We call the Santa Catalina Mountains a "sky island" - a natural and appropriate metaphor for a mountain that rises from the desert floor and is surrounded by seas of grasses and scrub.
The term can be misleading, however, in an ecological context, said herpetologist Tom Van Devender.
The sky islands of Arizona, New Mexico and Mexico are not "insular," he said.
Unlike ocean islands, they do not have a dearth of plant and animal species, nor a wealth of unique ones.
They are incredibly diverse and they share species with each other, and particularly with the Sierra Madre of Mexico.
Van Devender counts 52 mountain ranges as part of what is called the Madrean Archipelago. The longtime researcher at the Arizona-Sonora Desert Museum now leads the Madrean Archipelago Biodiversity Assessment for the Sky Island Alliance.
In a paper prepared for the Madrean Archipelago conference last year, he tracked down the earliest uses of both terminologies:
• In a U.S.-Mexico boundary survey in the late 1800s, Lt. David Gaillard described the region as "bare, jagged mountains rising out of the plains like islands from the sea."
Nature writer Weldon Heald popularized the term in his 1967 book about the Chiricahua Mountains, titled "Sky Island."
• Van Devender traces the more recent coinage of "Madrean Archipelago" to two 1992 papers - one by herpetologist Charles H. Lowe and the other by botanists Peter S. Bennett and Michael R. Kunzmann.
The Madrean Archipelago is a string of sky islands, most with a north-south orientation, that provide a bridge between the Sierra Madre Occidental in Sonora and the Mogollon Rim in east-central Arizona.
Van Devender counts 16 sky islands in Arizona and 36 in Sonora.

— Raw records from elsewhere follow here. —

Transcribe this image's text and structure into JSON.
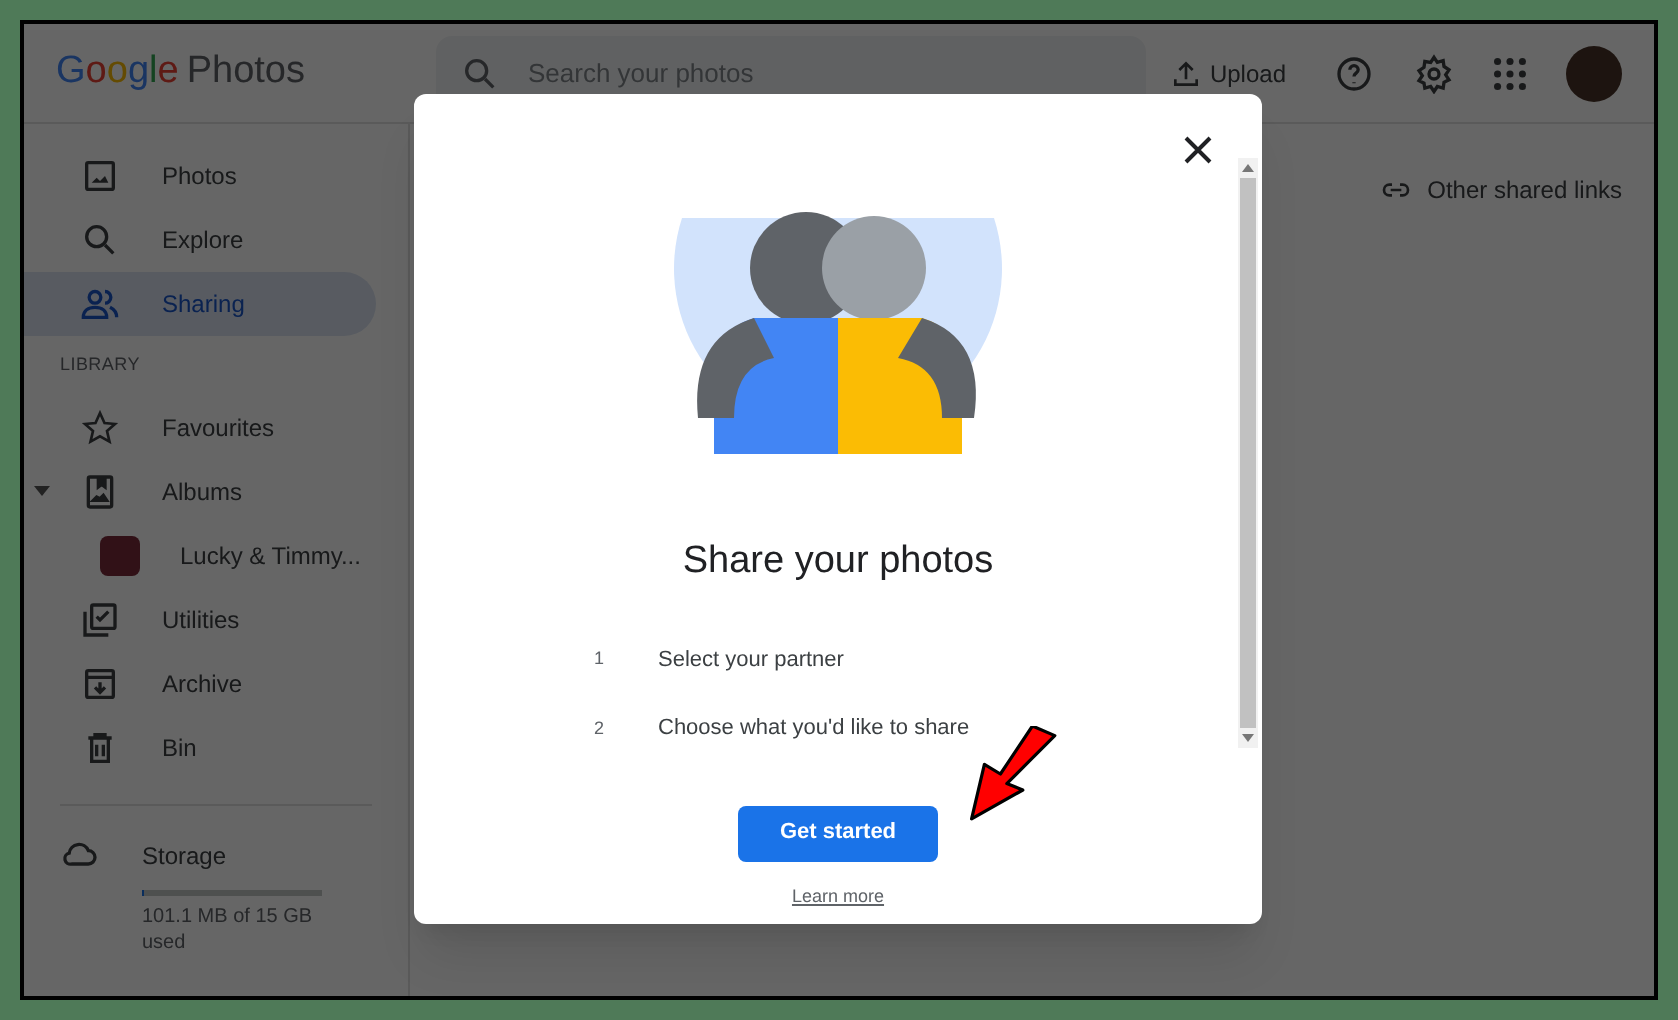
{
  "header": {
    "logo_brand": "Google",
    "logo_product": "Photos",
    "search": {
      "placeholder": "Search your photos"
    },
    "upload": "Upload"
  },
  "sidebar": {
    "items": [
      {
        "label": "Photos",
        "kind": "photo",
        "selected": false
      },
      {
        "label": "Explore",
        "kind": "search",
        "selected": false
      },
      {
        "label": "Sharing",
        "kind": "people",
        "selected": true
      }
    ],
    "section": "LIBRARY",
    "library": [
      {
        "label": "Favourites",
        "kind": "star",
        "selected": false
      },
      {
        "label": "Albums",
        "kind": "album",
        "selected": false,
        "expanded": true,
        "children": [
          {
            "label": "Lucky & Timmy...",
            "selected": false
          }
        ]
      },
      {
        "label": "Utilities",
        "kind": "utilities",
        "selected": false
      },
      {
        "label": "Archive",
        "kind": "archive",
        "selected": false
      },
      {
        "label": "Bin",
        "kind": "bin",
        "selected": false
      }
    ],
    "storage": {
      "label": "Storage",
      "level": 0.01,
      "usage": "101.1 MB of 15 GB used"
    }
  },
  "content": {
    "link": "Other shared links"
  },
  "dialog": {
    "title": "Share your photos",
    "steps": [
      {
        "number": "1",
        "text": "Select your partner"
      },
      {
        "number": "2",
        "text": "Choose what you'd like to share"
      }
    ],
    "button": "Get started",
    "link": "Learn more"
  }
}
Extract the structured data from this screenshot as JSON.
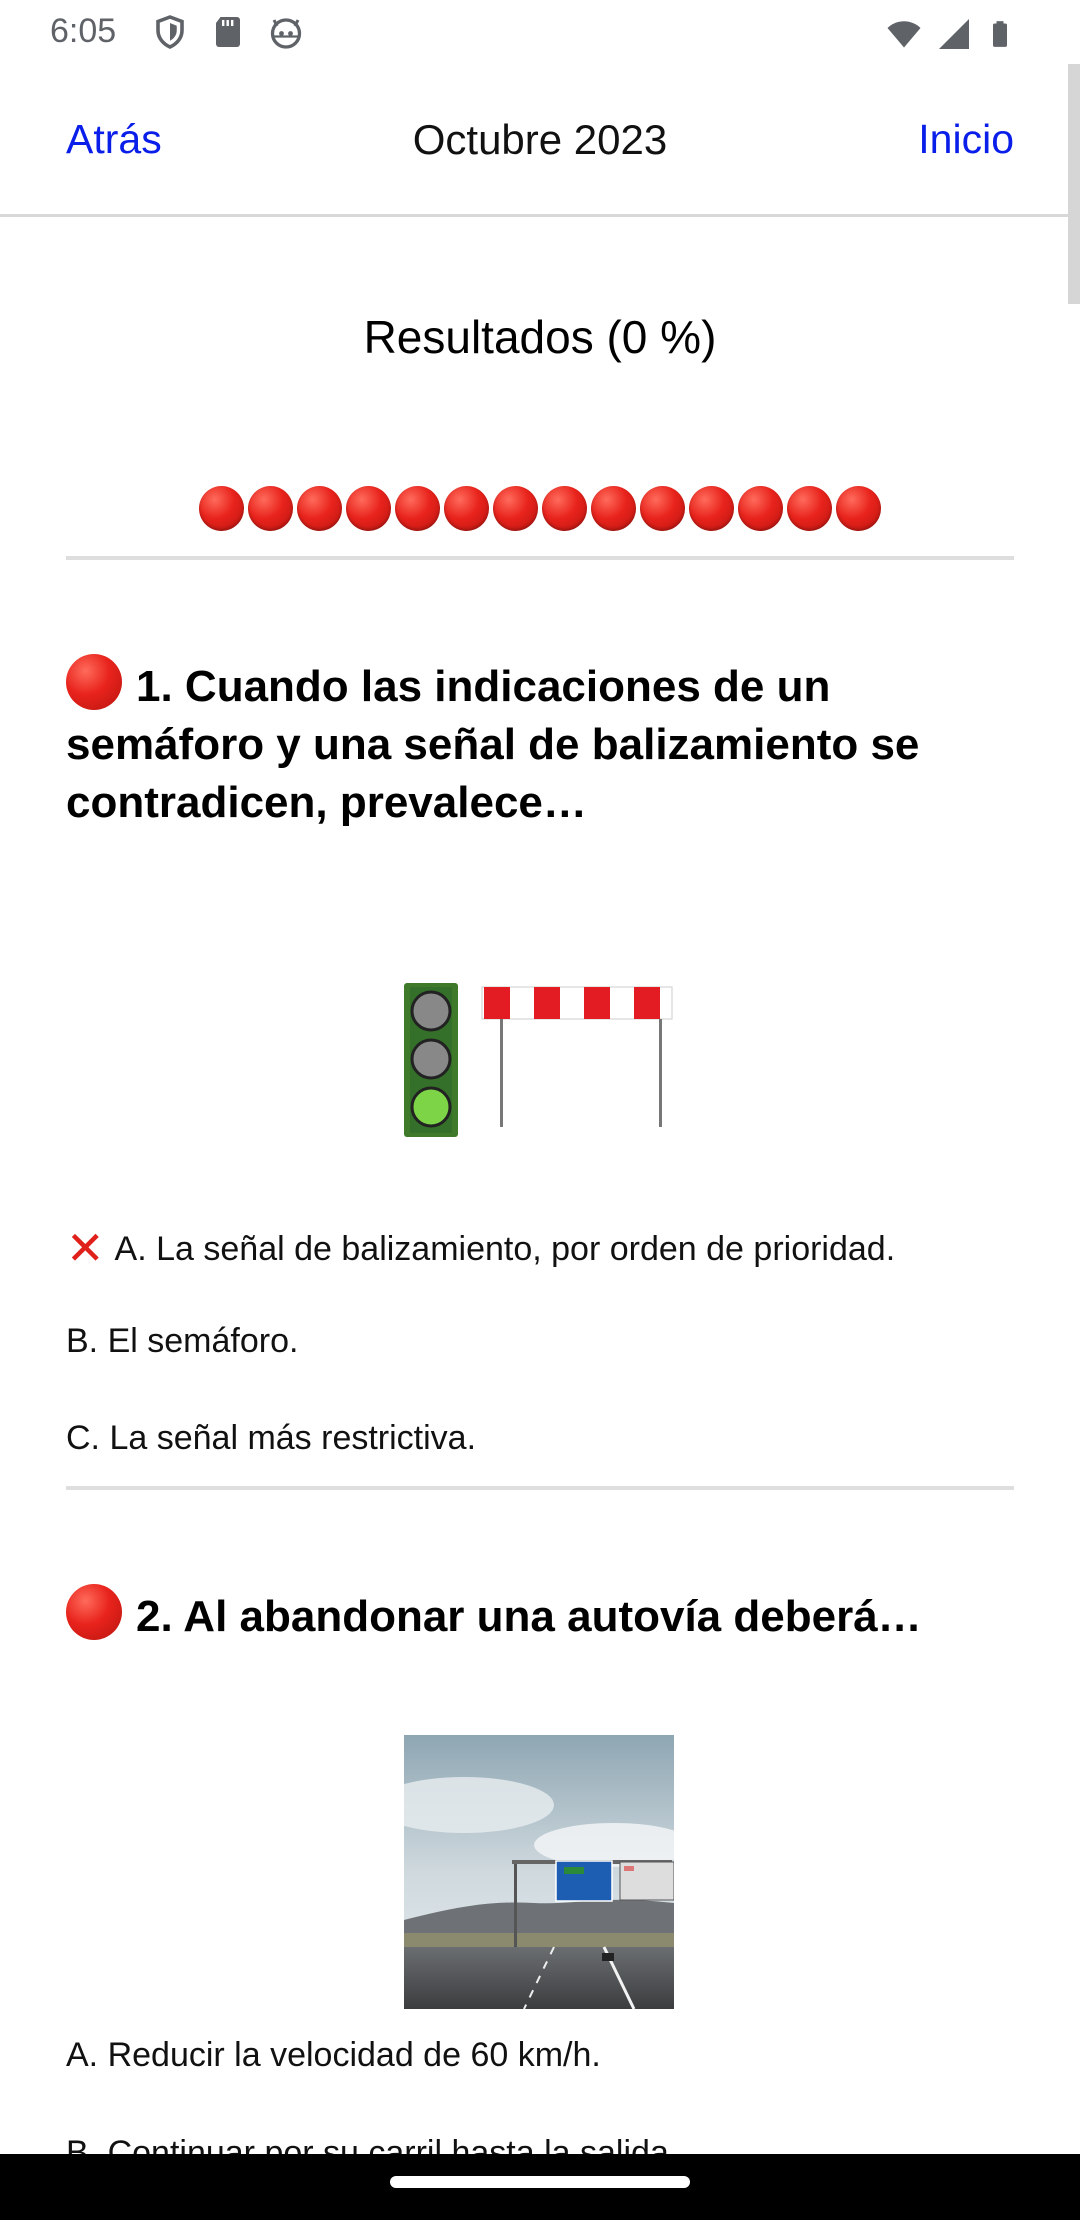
{
  "status_bar": {
    "time": "6:05",
    "left_icons": [
      "shield-icon",
      "sd-card-icon",
      "android-icon"
    ],
    "right_icons": [
      "wifi-icon",
      "signal-icon",
      "battery-icon"
    ]
  },
  "nav": {
    "back_label": "Atrás",
    "title": "Octubre 2023",
    "home_label": "Inicio",
    "link_color": "#0a1eea"
  },
  "results": {
    "title": "Resultados (0 %)",
    "dot_count": 14,
    "dot_color": "#e8231c"
  },
  "questions": [
    {
      "title": "1. Cuando las indicaciones de un semáforo y una señal de balizamiento se contradicen, prevalece…",
      "status_icon": "red-circle-icon",
      "image": "traffic-light-and-barrier-illustration",
      "answers": [
        {
          "text": "A. La señal de balizamiento, por orden de prioridad.",
          "marked_wrong": true
        },
        {
          "text": "B. El semáforo.",
          "marked_wrong": false
        },
        {
          "text": "C. La señal más restrictiva.",
          "marked_wrong": false
        }
      ]
    },
    {
      "title": "2. Al abandonar una autovía deberá…",
      "status_icon": "red-circle-icon",
      "image": "highway-exit-photo",
      "answers": [
        {
          "text": "A. Reducir la velocidad de 60 km/h.",
          "marked_wrong": false
        },
        {
          "text": "B. Continuar por su carril hasta la salida.",
          "marked_wrong": false
        }
      ]
    }
  ]
}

The Sky Island Alliance has been sponsoring major expeditions of U.S. and Mexican researchers to many of the little-known but incredibly diverse mountains in Mexico and is compiling lists of their flora and fauna.

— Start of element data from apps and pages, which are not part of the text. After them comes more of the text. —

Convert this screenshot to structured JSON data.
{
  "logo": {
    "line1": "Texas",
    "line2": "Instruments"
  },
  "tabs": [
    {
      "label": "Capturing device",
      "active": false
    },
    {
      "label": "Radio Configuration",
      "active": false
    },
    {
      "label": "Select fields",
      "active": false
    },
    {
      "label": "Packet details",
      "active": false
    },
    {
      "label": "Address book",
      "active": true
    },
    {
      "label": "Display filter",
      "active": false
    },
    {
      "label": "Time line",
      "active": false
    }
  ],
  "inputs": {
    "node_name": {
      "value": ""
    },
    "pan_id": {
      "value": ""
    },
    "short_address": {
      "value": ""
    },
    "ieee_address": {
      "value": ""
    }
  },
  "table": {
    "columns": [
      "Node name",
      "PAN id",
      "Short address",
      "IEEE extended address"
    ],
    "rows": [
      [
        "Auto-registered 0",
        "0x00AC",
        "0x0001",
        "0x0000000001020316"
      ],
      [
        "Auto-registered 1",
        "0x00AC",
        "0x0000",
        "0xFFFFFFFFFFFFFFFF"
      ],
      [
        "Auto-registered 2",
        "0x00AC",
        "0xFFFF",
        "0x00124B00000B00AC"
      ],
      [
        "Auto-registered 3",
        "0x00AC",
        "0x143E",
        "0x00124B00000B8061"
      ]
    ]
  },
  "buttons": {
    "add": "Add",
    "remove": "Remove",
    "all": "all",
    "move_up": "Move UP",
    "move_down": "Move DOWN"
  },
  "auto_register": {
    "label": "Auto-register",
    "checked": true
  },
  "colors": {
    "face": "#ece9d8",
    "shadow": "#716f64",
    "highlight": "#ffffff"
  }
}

Diversity increases as you go south, Van Devender said.
Naturalist Steven McLaughlin, in a report prepared for an earlier Madrean Archipelago conference, estimated that, regionally, these mountains are home to as many as 2,800 species of flora.

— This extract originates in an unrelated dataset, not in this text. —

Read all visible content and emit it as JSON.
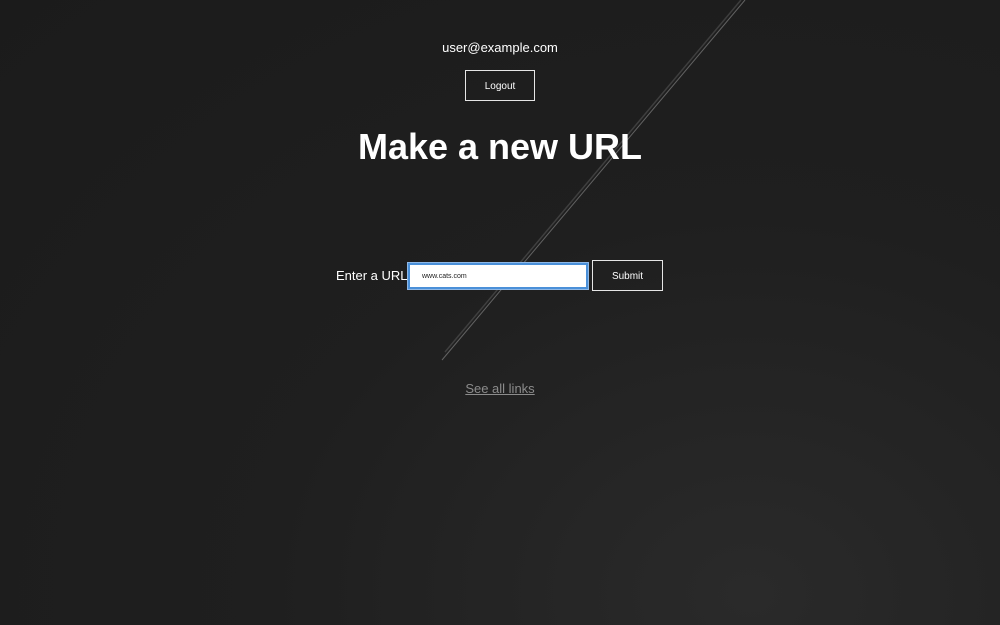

In Southeastern Arizona's sky island ranges, the number is estimated at 2,100.
The mountains also host a diversity of birds, mammals, reptiles, insects and arachnids.
There are more than 120 mammal species, said John Koprowski, professor in the University of Arizona School of Natural Resources and Environment.
Your average sky island contains more diversity of mammals than a big, geographically restricted park such as Yellowstone, he said.
"For me, this is an incredible place to be," said Koprowski. "It's a little biodiversity laboratory."